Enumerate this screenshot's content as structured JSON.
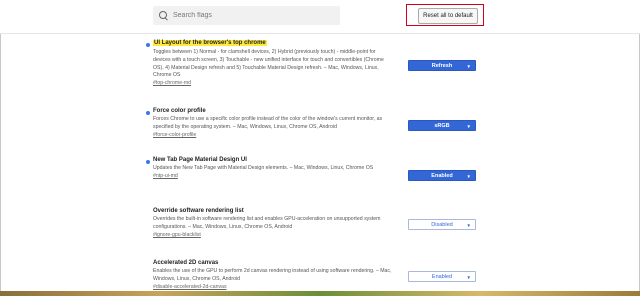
{
  "search": {
    "placeholder": "Search flags"
  },
  "reset": {
    "label": "Reset all to default"
  },
  "flags": [
    {
      "title": "UI Layout for the browser's top chrome",
      "highlighted": true,
      "description": "Toggles between 1) Normal - for clamshell devices, 2) Hybrid (previously touch) - middle-point for devices with a touch screen, 3) Touchable - new unified interface for touch and convertibles (Chrome OS), 4) Material Design refresh and 5) Touchable Material Design refresh. – Mac, Windows, Linux, Chrome OS",
      "link": "#top-chrome-md",
      "value": "Refresh",
      "style": "filled"
    },
    {
      "title": "Force color profile",
      "highlighted": false,
      "description": "Forces Chrome to use a specific color profile instead of the color of the window's current monitor, as specified by the operating system. – Mac, Windows, Linux, Chrome OS, Android",
      "link": "#force-color-profile",
      "value": "sRGB",
      "style": "filled"
    },
    {
      "title": "New Tab Page Material Design UI",
      "highlighted": false,
      "description": "Updates the New Tab Page with Material Design elements. – Mac, Windows, Linux, Chrome OS",
      "link": "#ntp-ui-md",
      "value": "Enabled",
      "style": "filled"
    },
    {
      "title": "Override software rendering list",
      "highlighted": false,
      "description": "Overrides the built-in software rendering list and enables GPU-acceleration on unsupported system configurations. – Mac, Windows, Linux, Chrome OS, Android",
      "link": "#ignore-gpu-blacklist",
      "value": "Disabled",
      "style": "outline"
    },
    {
      "title": "Accelerated 2D canvas",
      "highlighted": false,
      "description": "Enables the use of the GPU to perform 2d canvas rendering instead of using software rendering. – Mac, Windows, Linux, Chrome OS, Android",
      "link": "#disable-accelerated-2d-canvas",
      "value": "Enabled",
      "style": "outline"
    }
  ],
  "colors": {
    "accent": "#3367d6",
    "dot": "#3b78e7",
    "highlight": "#ffeb3b",
    "reset_border": "#d0021b"
  },
  "icons": {
    "search": "search-icon",
    "dropdown": "chevron-down-icon"
  }
}
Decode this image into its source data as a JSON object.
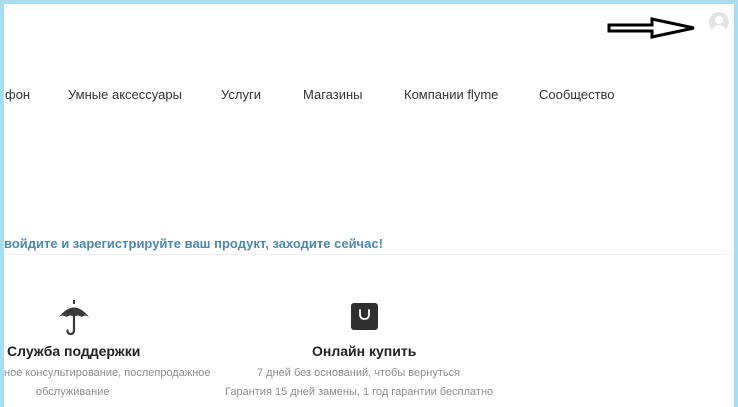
{
  "header": {
    "user_icon": "user-avatar-icon",
    "annotation": "arrow-pointing-right"
  },
  "nav": {
    "items": [
      {
        "label": "фон"
      },
      {
        "label": "Умные аксессуары"
      },
      {
        "label": "Услуги"
      },
      {
        "label": "Магазины"
      },
      {
        "label": "Компании flyme"
      },
      {
        "label": "Сообщество"
      }
    ]
  },
  "promo": {
    "text": "войдите и зарегистрируйте ваш продукт, заходите сейчас!"
  },
  "features": [
    {
      "icon": "umbrella-icon",
      "title": "Служба поддержки",
      "line1": "ное консультирование, послепродажное",
      "line2": "обслуживание"
    },
    {
      "icon": "shopping-bag-icon",
      "title": "Онлайн купить",
      "line1": "7 дней без оснований, чтобы вернуться",
      "line2": "Гарантия 15 дней замены, 1 год гарантии бесплатно"
    }
  ],
  "colors": {
    "frame": "#a9dcef",
    "promo": "#4a89b0",
    "text": "#333333",
    "muted": "#8c8c8c"
  }
}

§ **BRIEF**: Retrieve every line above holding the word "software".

§ **RESULT OF THE EXERCISE**:
      "title": "Override software rendering list",
      "description": "Overrides the built-in software rendering list and enables GPU-acceleration on unsupported system configurations. – Mac, Windows, Linux, Chrome OS, Android",
      "description": "Enables the use of the GPU to perform 2d canvas rendering instead of using software rendering. – Mac, Windows, Linux, Chrome OS, Android",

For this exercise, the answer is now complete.